Karsten Warholm broke the 1992 men's 400m hurdles world record of 46.78sec tonight by running 46.70 in Oslo ©Getty Images

Karsten Warholm, knocked down from second to third on the all-time men’s 400 metres hurdles list by Rae Benjamin’s clocking of 46.83sec on Sunday, responded tonight at his home Diamond League meeting in Oslo by moving up to number one - with a spectacular world record of 46.70sec.

In so doing, the 25-year-old double world champion broke the 46.78 mark set by Kevin Young of the United States in winning the 1992 Olympic title in Barcelona - the longest-standing men’s track record on the books.

Now the exuberant Norwegian will be looking with increased excitement at the second part of Young’s achievement with less than a month to go until the athletics starts at the Tokyo Olympics.

A year ago at this meeting in the Bislett Stadium, Warholm came within a whisker of the world record, surmising ruefully after clocking a personal best of 46.87 that he might have achieved his ambition but for clouting the last hurdle.

Tonight the plan finally worked perfectly as he registered his fourth, and most significant sub-47-second clocking.

"I knew that I had a fast time in my body," Warholm said.

"It feels like it has been there for a long time but you never know when it is right to do it.

"And it is one thing to know you have it in you and another to go out and do it.

"It is very special to do it here in Bislett in front of a great crowd including my friends and family.

"This is my first 400m hurdles of the season so I really think there is more in the tank.

"It might take another world record to win the Olympics.

"There are such a lot of great guys out there at the moment who will all be aiming to do it and win gold.

"I am happy that there is such great competition.

"But I now have the world record and I am so happy.

"This world record was older than me!"

Warholm was followed home by Brazil’s Alison dos Santos in a South American record of 47.38, with Yasmani Coppello of Turkey third in 48.86.

The Norwegian's time lays down a marker to the American Benjamin and all other rivals ahead of Tokyo 2020.

It was a memorable night to for Australia’s Stewart McSweyn, who won the Dream Mile event now re-named in honour of the late former Oslo meeting director and European Athletics President Svein Arne Hansen in an area record of 3min 48.37sec - the fastest time seen this year.

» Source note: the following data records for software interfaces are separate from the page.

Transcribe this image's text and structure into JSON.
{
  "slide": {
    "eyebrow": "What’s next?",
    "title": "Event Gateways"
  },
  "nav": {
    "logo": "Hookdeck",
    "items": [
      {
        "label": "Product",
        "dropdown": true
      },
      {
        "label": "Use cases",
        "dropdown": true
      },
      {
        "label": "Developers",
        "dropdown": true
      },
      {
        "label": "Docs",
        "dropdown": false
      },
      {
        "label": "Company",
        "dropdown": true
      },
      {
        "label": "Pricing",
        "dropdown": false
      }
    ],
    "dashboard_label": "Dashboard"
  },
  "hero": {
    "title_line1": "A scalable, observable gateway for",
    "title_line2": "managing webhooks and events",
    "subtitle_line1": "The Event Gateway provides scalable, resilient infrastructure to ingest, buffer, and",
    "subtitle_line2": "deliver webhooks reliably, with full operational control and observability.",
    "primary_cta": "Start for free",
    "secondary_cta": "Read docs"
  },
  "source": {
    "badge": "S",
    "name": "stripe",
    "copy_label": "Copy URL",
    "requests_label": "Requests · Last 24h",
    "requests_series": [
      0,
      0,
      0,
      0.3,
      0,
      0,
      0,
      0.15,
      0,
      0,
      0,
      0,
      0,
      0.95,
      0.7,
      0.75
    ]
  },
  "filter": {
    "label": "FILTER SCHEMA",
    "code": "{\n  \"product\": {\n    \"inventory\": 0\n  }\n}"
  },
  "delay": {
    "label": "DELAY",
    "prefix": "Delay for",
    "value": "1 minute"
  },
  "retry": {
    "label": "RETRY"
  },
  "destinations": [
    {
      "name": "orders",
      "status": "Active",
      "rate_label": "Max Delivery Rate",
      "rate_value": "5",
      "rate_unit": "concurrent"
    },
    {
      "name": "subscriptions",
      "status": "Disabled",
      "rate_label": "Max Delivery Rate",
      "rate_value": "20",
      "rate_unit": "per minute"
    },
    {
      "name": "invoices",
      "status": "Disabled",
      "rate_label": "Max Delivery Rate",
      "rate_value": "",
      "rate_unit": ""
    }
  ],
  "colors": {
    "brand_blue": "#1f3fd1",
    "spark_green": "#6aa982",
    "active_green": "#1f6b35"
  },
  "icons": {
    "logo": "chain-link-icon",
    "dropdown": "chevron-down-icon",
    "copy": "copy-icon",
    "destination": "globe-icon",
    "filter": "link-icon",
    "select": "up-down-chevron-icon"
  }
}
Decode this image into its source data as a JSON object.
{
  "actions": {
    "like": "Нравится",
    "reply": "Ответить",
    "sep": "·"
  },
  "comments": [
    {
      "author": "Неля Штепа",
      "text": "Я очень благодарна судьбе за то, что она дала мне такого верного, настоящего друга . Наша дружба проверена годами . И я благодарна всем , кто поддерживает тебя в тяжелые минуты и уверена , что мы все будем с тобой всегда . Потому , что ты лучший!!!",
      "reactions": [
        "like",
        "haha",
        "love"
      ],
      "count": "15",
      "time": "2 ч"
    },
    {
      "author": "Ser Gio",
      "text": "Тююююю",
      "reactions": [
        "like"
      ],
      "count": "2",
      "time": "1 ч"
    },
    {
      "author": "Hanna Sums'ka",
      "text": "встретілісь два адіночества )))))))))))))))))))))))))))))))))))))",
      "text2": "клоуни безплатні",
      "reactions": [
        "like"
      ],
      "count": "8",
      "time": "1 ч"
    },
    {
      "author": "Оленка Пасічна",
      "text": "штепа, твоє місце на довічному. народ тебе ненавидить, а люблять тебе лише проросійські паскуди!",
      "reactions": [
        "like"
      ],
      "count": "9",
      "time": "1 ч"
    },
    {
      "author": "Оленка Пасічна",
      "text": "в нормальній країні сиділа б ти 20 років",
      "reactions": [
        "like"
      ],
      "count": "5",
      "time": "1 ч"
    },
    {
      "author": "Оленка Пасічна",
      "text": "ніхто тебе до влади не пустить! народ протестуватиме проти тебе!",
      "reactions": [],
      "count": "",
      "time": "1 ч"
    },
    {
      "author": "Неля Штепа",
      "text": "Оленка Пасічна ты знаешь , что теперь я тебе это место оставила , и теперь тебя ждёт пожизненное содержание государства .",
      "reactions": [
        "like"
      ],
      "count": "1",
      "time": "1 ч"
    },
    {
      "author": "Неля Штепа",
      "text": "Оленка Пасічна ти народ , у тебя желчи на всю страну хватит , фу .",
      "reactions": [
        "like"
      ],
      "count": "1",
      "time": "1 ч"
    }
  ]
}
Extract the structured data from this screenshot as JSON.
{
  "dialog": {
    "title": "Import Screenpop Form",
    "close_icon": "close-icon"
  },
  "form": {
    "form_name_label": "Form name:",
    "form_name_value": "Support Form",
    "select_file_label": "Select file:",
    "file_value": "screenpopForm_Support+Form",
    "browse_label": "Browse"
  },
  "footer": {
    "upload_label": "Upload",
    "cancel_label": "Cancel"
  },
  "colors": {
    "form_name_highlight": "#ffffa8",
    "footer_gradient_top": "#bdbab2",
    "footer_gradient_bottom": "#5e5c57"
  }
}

He was chased home by former European indoor 1500m champion Marcin Lewandowski in a Polish record of 3:49.11, with Uganda’s Ronald Musagala setting a national record of 3:53.07 in sixth place.

And there was more super-fast track action in the men’s 3,000m, where Ethiopia’s Yomif Kejelcha set a Diamond League record, personal best and 2021 world best of 7:26.25, with two Kenyans setting personal bests behind him in Jacob Krop, who ran 7:30.07, and Nicholas Kimeli, who clocked 7:31.33.

Femke Bol of The Netherlands, the European indoor 400m champion, also had a night to remember as she set a national record of 53.33sec in her specialist event, the 400m hurdles.

Sweden’s holder of the pole vault world record, Armand Duplantis - another of the sport’s glittering adornments - won with 6.01 metres from double world champion Sam Kendricks of the US, who cleared 5.91m, with France’s former world record-holder Renaud Lavillenie third on 5.81m.

Germany’s world champion Malaika Mihambo won the women’s long jump with a best effort of 6.86m and a final three-winning effort of 6.83m, with Serbia’s three-time European indoor champion Ivana Španović, back after injury, coming second with a 6.66m best and a final-three effort of 6.61m.

Kenya’s back-to-back world champion Hellen Obiri underlined her fine form as she won the women’s 5,000 metres in a season’s best of 14min 26.38sec, with Ethiopia’s Fantu Worku second in a personal best of 14:26.80, Kenya’s Margaret Chelimo third in 14:28.24 and Tokyo-bound Eilish McColgan fourth in a British record of 14:28.55, breaking Paula Radcliffe’s 2004 mark of 14:29.11.

Sweden’s world discus champion Daniel Ståhl produced by far the best effort of 68.65 metres, but only claimed victory by a countback process after both he and Slovenia’s Kristjan Ceh threw 65.72m in the final round.

"I am happy with the win but not with this system," Stahl said.

"The rule is tough on everyone."

Marie-Josée Ta Lou of the Ivory Coast won the women’s 100 metres in a season’s best of 10.91sec from Britain’s Daryll Neita, who clocked 11.06, and Ajla Del Ponte of Switzerland, who was timed at 11.16.

Kate Grace of the US won the women’s 800m in a personal best of 1min 57.60sec from Uganda's surprise 2019 world champion Halimah Nakaayi, who clocked a season’s best of 1:58.70.

Canada’s Andre De Grasse won the men’s 200m - at which he won silver behind Jamaican Usain Bolt at the Rio 2016 Olympics - in 20.09sec from compatriot Aaron Brown, who clocked 20.38, with Botswana’s Isaac Makwala third in 20.61.